The results of the study make chilling reading for those of you who identified as a ‘rebel without a cause’ in your earlier years. The study reveals yesteryear’s ‘cool kids’ are more likely to develop drug and/or alcohol addiction and struggle with social relationships by the time they are 23 years’ old.
Conducted by Joseph P. Allen, a Professor of Psychology at the University of Virginia, the study also reveals that former ‘cool kids’ are far more likely to engage in criminal activities when compared to their less-cool peers.
Coolness gained in early teens is often a result of what Professor Allen terms ‘’pseudomature’ behaviour. These behaviours include engaging in romantic relationships, taking on the role of ‘’rebel’, carrying out ‘delinquent activity’ such as damaging property and physical violence, wearing makeup, hanging around older teens and stealing condoms.
This behaviour had ‘diminishing returns’ as the years went by. Behaviour deemed cool at 13 years’ old are not cool at the age of 23. When cool teens continue this behaviour into early adulthood, their peers begin to label their behaviour as uncool and even ‘socially incompetent’.
According to the study ‘coolness’ peaks around the age of 13. By age 15, cool kids’ peers are substantially less impressed with such ‘pseudomature’ behaviour. By age of 23 these cool kids are often described as ‘socially incompetent.’

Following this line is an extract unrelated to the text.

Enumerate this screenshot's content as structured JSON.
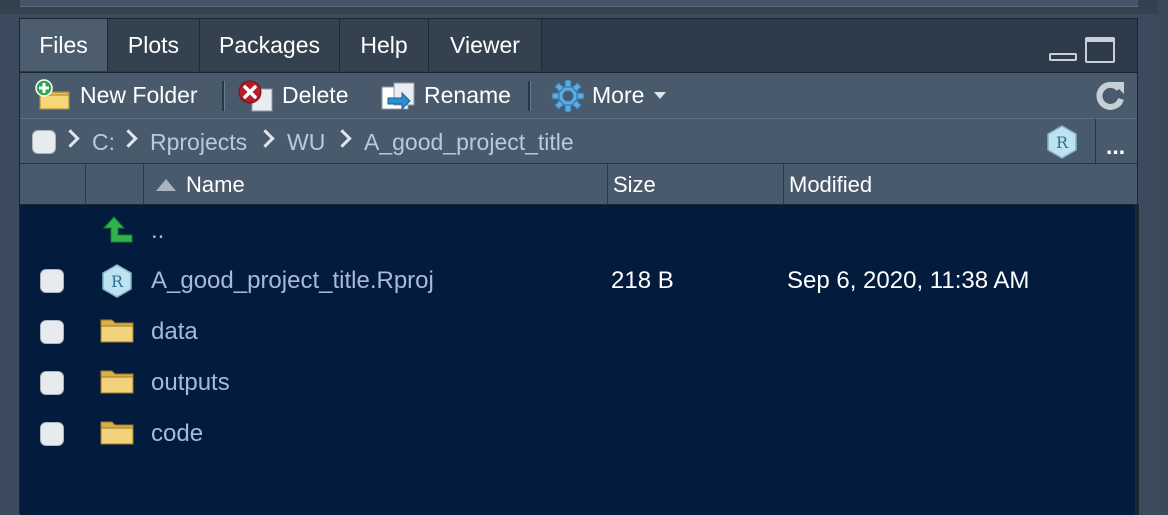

The below chart tracks the rise and fall of cool teens who engage in pseudomature behaviour.
As illustrated by the chart above, by the age of 15 these individuals no longer gain a social advantage by adopting such behaviour. By the age of 23 those previously labelled ‘cool’ are well past their peak of popularity.
As their coolness fades, these teens often resort to more extreme behaviours in order to win back the spot-light. As Professor Allen told Rehab 4 Addiction: “It appears that while so-called cool teens’ behaviour might have been linked to early popularity, over time, these teens needed more and more extreme behaviours to try to appear cool, at least to a subgroup of other teens.
“So they became involved in more serious criminal behaviour and alcohol and drug use as adolescence progressed. These previously cool teens appeared less competent — socially and otherwise — than their less cool peers by the time they reached young adulthood.
“The adolescent who comes to depend upon pseudomature behaviour to gain peer status may gradually need to shift, for example, from minor forms of delinquency, such as vandalism and shoplifting, to more serious acts of criminal behaviour to impress even a subset of older peers” concluded Professor Allen.
Reasons for this fall in popularity are many. The study claims these former ‘cool kids’ lack the social skills needed to form long-term and meaningful relationships in adulthood, and instead focus their time and energy on ‘debauchery’ and ‘superficial behaviours’.
Rehab 4 Addiction is a UK-based alcohol addiction helpline run by Oliver Clarke. Oliver is himself a recovered addict. He’s now devoted his career to helping those affected addiction.